(Interface dataset entries)
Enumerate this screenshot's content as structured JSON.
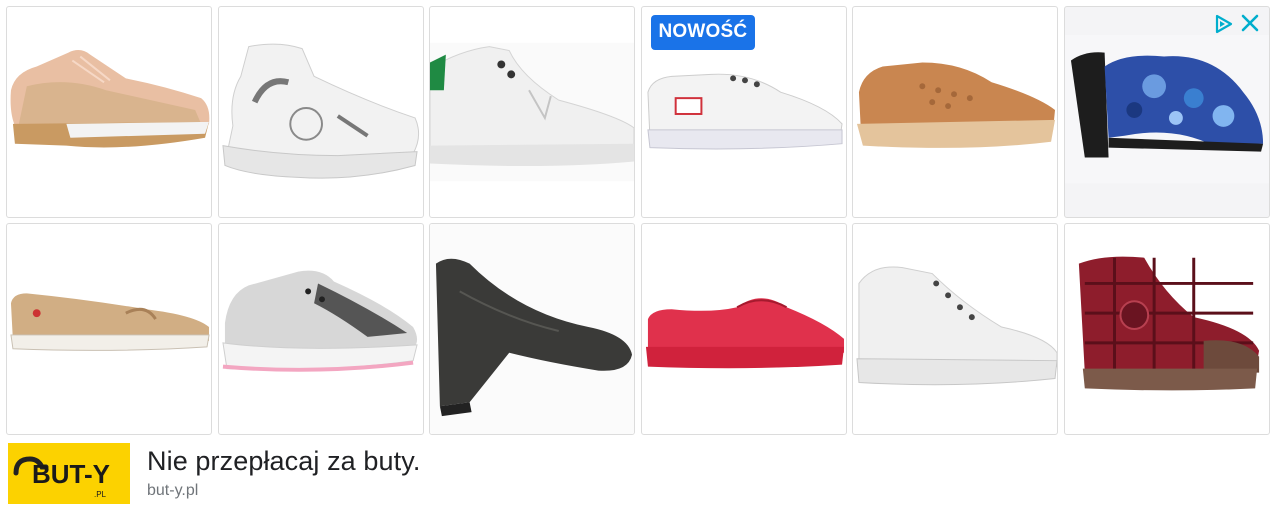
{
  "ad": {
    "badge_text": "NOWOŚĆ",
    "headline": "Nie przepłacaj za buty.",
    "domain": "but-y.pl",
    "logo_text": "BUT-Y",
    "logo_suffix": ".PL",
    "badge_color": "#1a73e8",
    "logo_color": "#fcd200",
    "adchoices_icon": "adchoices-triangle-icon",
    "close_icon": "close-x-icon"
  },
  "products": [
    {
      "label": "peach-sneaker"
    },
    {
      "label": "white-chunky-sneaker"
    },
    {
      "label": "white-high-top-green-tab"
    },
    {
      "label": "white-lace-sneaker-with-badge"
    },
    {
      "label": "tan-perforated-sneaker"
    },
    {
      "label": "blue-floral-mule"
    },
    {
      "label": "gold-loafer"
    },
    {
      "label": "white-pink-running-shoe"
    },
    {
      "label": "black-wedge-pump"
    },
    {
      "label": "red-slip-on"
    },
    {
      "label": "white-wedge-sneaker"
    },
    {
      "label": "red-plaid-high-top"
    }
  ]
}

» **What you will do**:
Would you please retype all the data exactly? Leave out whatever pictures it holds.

» **Result**:
Enumerate this screenshot's content as structured JSON.
{
  "ad": {
    "badge_text": "NOWOŚĆ",
    "headline": "Nie przepłacaj za buty.",
    "domain": "but-y.pl",
    "logo_text": "BUT-Y",
    "logo_suffix": ".PL",
    "badge_color": "#1a73e8",
    "logo_color": "#fcd200",
    "adchoices_icon": "adchoices-triangle-icon",
    "close_icon": "close-x-icon"
  },
  "products": [
    {
      "label": "peach-sneaker"
    },
    {
      "label": "white-chunky-sneaker"
    },
    {
      "label": "white-high-top-green-tab"
    },
    {
      "label": "white-lace-sneaker-with-badge"
    },
    {
      "label": "tan-perforated-sneaker"
    },
    {
      "label": "blue-floral-mule"
    },
    {
      "label": "gold-loafer"
    },
    {
      "label": "white-pink-running-shoe"
    },
    {
      "label": "black-wedge-pump"
    },
    {
      "label": "red-slip-on"
    },
    {
      "label": "white-wedge-sneaker"
    },
    {
      "label": "red-plaid-high-top"
    }
  ]
}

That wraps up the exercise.